I have a very simple table with three data columns: Date1, Report_#, Name. I would like to pivot it around Date and the various names as the header tab, and have all the report numbers appear below.
So it would LOOK like this:
Report | Date | Name … Read More →
From table tbl( class, member ), you want to cross-tabulate all classes with their members. In SQL terms, you aggregate members over classes. In MySQL:
GROUP BY class;
With that simple query, you're halfway toward cross-tabulation, halfway to implementing a simple CUBE, and halfway to basic entity-attribute-value (EAV) logic. This is easier to see if we have two columns, … Read More →
About the Builder
In the Builder Pattern a director and a builder work together to build an object. The director controls the building and specifies what parts and variations will go into an object. The builder knows how to assemble the object given specification.In this example we have a director, HTMLPageDirector, which is given a builder, … Read More →
OUTER JOIN queries in SQL are susceptible to two very subtle bugs that I’ve observed a number of times in the real world. Daniel and I have been hammering out ways to automatically detect queries that suffer from these bugs, in a relatively new Maatkit tool called mk-query-advisor. It’s part of our series of advisor … Read More →

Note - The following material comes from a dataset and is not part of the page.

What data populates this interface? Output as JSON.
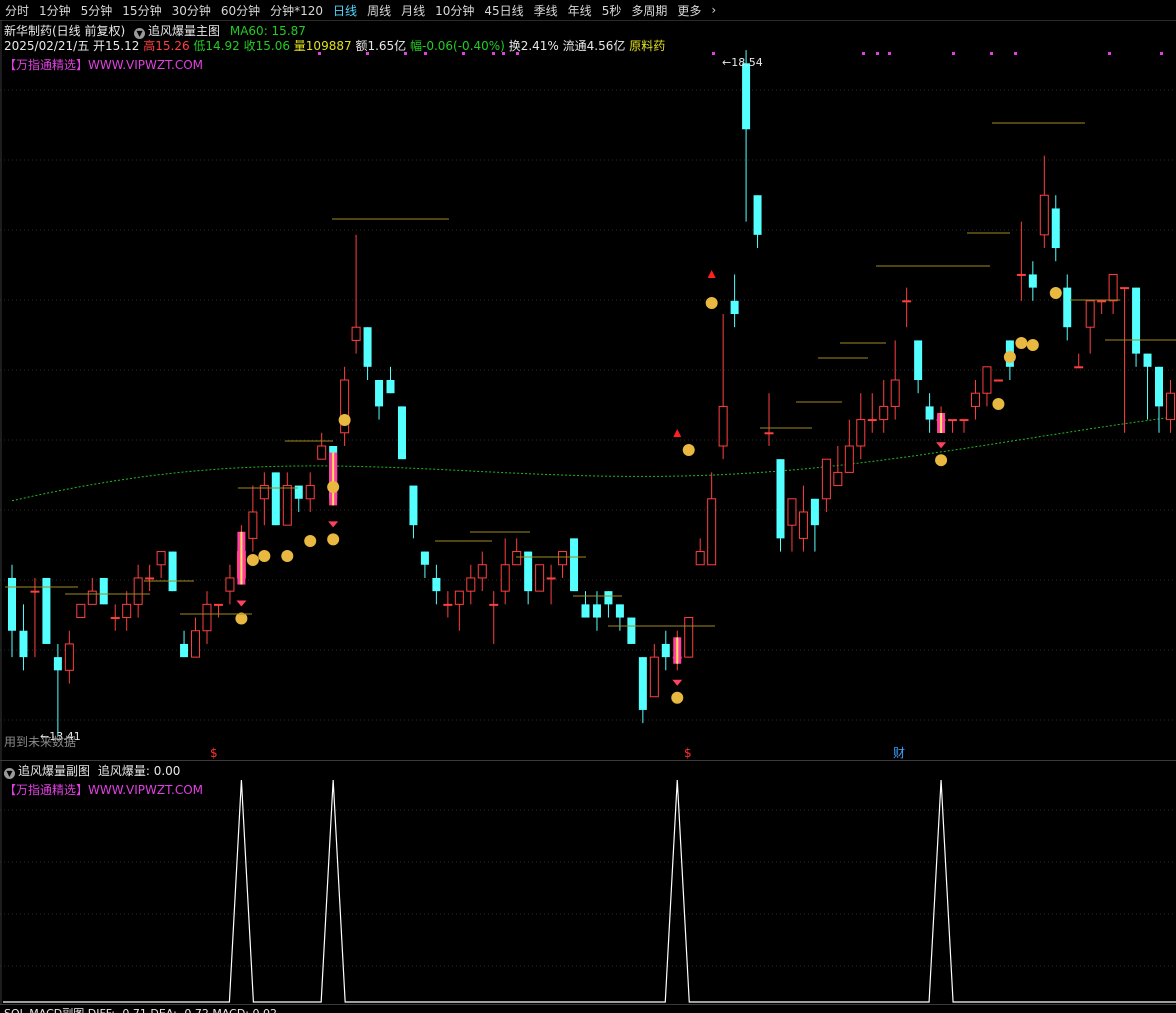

There is usually more than one way to write a given query, but not all ways are created equal. Some mathematically equivalent queries can have drastically different performance. This article examines one of the motivations for inventing LEFT OUTER join and including it in the SQL standard: improved performance through exclusion joins.
LEFT OUTER join syntax … Read More →
Here’s a way to write join clauses so they are more compact, more readable, and less confusing.
Standard SQL:2003 defines a USING clause that can serve the same function as the ON clause in the familiar JOIN syntax. For example, the following join
select a.col1, b.col2
inner join b on a.col3 = b.col3
May be … Read More →
In this article I’ll show several ways to emulate a FULL OUTER join on a RDBMS that doesn’t support it, as is the case with even the most recent versions of MySQL. This useful query is surprisingly tricky to get right.
A standard SQL FULL OUTER join is like a LEFT or RIGHT join, except that … Read More →
Event delegation is an advanced technique for event-driven programming. The idea: instead of attaching one listener onto each element in a group, attach one listener onto an ancester shared by all the elements in that group. Then, when the listener is triggered, determine whether to act by looking at which element originally received the action.
The … Read More →
Introduction to JSON
Ajax functionality is contained in the global Ajax object. The transport for … Read More →
In early versions of Prototype, the framework came with basic support for class creation: the Class.create() method. Until now the only feature of classes defined this way was that the constructor called a method called initialize automatically.
Prototype 1.6.0 now features a richer class system that's backward-compatible and adds some new features.
The cornerstone of class creation … Read More →
Prototype takes the complexity out of client-side web programming. Built to solve real-world problems, it adds useful extensions to the browser scripting environment and provides elegant APIs around the clumsy interfaces of Ajax and the Document Object Model.
Getting started: Defining classes and inheritance • How Prototype extends the DOM • Introduction to Ajax • Using … Read More →
from the Artful Common Queries page
There are two main ways to reconcile payments against charges:
Open Item: match payments against individual charges, typically by carrying the charge number in the payments table
Statement: list and sum all charges and all payments, and show the difference as the outstanding balance.
The Open Item method needs a foolproof way … Read More →
Parents without children
Given tables parent(id INT), child(id INT,parent_id INT), how do we find parents with no children? It's the All X for which there is no Y pattern, which can be written as an exclusion join...
LEFT JOIN child ON parent.id = child.parent_id
WHERE child.parent_id IS NULL;
or with a NOT EXISTS subquery, which is logically equivalent to the exclusion join, but usually performs much slower:
SELECT parent.id AS ParentID
WHERE NOT EXISTS (
JOIN child ON parent.ID = child.parent_id
Parties who … Read More →
About the Abstract Factory
In the Abstract Factory Pattern, an abstract factory defines what objects the non-abstract or concrete factory will need to be able to create. The concrete factory must create the correct objects for it's context, insuring that all objects created by the concrete factory have been chosen to be able to work correctly … Read More →